Lapoflove.com offers a quality of life scale that can help you assign points to these and other questions and rate your pet’s current quality of life. You can also write notes about your pet’s condition in a daily diary and track his disease progression so that ultimately, you can make a decision in which you feel confident. For other people, the decision has to be made at more of a gut level than an objective one; the owner just intuitively knows that the pet isn’t enjoying life anymore.
Many people say that they “just want their pet to die at home.” Rarely, our pets will die at home on their own, unassisted. Know that a “natural” death, while it sounds ideal, can often be difficult and painful to watch. While it’s nice to think that we might be relieved of having to make the decision to euthanize by a pet dying on its own, we must remember that death can also be prolonged and agonizing for animals that are not euthanized. Often, owners who witness “natural” deaths come away from the experience traumatized because they wish they had taken steps to prevent the suffering that was involved.
I created an account on Lapoflove.com last week for my cat, Mickey. Please indulge me while I share a little bit about Mickey. He came to live with our family when he was 15 because he found himself suddenly homeless. At the time, I remember thinking, “I can’t let an old cat be euthanized just because there’s no place for him to go,” as well as, “Aw, how long can he possibly live?!”

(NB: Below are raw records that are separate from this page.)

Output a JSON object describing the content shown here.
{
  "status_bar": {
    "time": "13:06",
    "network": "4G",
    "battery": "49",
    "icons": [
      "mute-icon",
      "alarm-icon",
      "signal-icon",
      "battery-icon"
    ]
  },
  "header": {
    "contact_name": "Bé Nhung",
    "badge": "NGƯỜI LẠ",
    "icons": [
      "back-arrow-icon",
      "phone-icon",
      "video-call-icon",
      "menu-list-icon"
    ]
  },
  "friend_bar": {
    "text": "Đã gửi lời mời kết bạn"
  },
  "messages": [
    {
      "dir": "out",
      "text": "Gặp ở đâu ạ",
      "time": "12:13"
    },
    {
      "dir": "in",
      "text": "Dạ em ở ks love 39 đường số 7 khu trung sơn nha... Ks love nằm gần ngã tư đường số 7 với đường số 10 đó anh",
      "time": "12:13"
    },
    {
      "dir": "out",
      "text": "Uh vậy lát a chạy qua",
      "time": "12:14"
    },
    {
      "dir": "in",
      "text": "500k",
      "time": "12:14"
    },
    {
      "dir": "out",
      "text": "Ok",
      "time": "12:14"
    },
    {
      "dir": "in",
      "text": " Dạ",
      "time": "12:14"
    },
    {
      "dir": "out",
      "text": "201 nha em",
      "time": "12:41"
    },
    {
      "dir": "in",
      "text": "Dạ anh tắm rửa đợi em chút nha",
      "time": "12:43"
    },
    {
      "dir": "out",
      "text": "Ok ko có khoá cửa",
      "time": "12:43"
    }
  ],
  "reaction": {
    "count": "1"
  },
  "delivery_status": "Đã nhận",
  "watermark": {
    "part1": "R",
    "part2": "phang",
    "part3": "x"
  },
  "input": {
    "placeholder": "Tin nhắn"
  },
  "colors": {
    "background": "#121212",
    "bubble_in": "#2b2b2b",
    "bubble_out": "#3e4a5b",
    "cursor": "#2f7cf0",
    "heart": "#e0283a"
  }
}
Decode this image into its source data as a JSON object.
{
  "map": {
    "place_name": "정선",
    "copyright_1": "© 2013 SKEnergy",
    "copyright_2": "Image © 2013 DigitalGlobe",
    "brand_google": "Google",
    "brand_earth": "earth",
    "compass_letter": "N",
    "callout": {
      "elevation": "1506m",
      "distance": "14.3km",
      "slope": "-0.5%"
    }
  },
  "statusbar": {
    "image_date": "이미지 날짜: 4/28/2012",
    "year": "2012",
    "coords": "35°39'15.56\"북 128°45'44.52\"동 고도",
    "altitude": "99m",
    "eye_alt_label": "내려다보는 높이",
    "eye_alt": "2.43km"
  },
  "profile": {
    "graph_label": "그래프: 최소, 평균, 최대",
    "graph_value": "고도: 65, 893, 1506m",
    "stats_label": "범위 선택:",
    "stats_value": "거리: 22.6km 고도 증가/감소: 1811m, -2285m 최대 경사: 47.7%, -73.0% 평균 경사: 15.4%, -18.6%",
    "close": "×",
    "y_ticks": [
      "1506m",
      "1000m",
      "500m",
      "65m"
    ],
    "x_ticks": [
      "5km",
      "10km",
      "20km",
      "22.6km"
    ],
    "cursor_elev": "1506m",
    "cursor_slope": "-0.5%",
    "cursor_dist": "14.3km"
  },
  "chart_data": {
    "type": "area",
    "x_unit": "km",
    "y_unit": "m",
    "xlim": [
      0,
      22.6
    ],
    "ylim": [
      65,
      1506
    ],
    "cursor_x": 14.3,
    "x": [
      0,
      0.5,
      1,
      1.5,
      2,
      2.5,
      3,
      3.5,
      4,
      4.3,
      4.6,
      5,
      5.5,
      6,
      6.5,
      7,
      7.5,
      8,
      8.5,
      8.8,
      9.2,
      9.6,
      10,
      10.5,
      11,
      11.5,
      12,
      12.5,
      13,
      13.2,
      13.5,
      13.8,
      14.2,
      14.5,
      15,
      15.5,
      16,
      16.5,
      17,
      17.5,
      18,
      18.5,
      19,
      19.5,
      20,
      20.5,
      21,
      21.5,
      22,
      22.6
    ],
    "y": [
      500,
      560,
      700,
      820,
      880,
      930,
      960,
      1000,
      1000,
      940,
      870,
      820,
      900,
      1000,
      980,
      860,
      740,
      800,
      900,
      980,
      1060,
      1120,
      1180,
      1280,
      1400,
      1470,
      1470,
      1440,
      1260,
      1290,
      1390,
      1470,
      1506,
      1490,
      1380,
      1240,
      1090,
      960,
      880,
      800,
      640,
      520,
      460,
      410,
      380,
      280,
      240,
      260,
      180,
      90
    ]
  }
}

Mickey has hung in there for a surprising five years, which makes him an elderly 20 years old now. He’s adjusted beautifully to both of my children, two other cats, and two dogs over that time. He’s always seemed grateful for the home he was given so late in life, and other than being very demanding at mealtimes, he’s been a perfect gentleman.
Mickey, like most other kitties of his advanced age, has kidney disease. He weighs in at a slight 4.8 pounds—all skin and bony bone. All of this was fine, until he started vomiting, eating less, and having very loose stools. Upon ultrasound, it was found that Mickey had very thick intestines. He underwent a course of antibiotics, but the diarrhea quickly returned. It is likely that Mickey has cancer in his intestines.
We are now giving Mickey steroids to help his appetite and make him feel better. It is fair to say that this is a last-ditch effort to make Mickey comfortable in his remaining days until he just can’t be comfortable anymore.
Only having owned Mickey five years, I didn’t really think the decision to end his life would cause me such an internal struggle. He’s very old. He’s very tiny. He hardly eats. He sleeps a lot. The last thing I want is for Mickey to suffer. But somehow, despite the fact that he scored a 10 out of 19 on the quality of life scale, (rating, “consider euthanasia”) I haven’t take action yet.
Ending a life is something we all should take seriously. Yet it is also a gift that we can give our animal companions so that they don’t have to struggle and suffer.
I haven’t made my decision yet. Right now, Mickey is in front of the heat register, enjoying the blowing air. Tonight, he ate some cheese, and I brushed him, and he purred. That’s all I have to go on for now, but tonight is not Mickey’s night. I think it’s soon, though–very soon.
For those of you who have lost pets, know that at AERC, we offer a Pet Loss Support Group the fourth Tuesday of every month so that you can talk to others who understand what you’re feeling.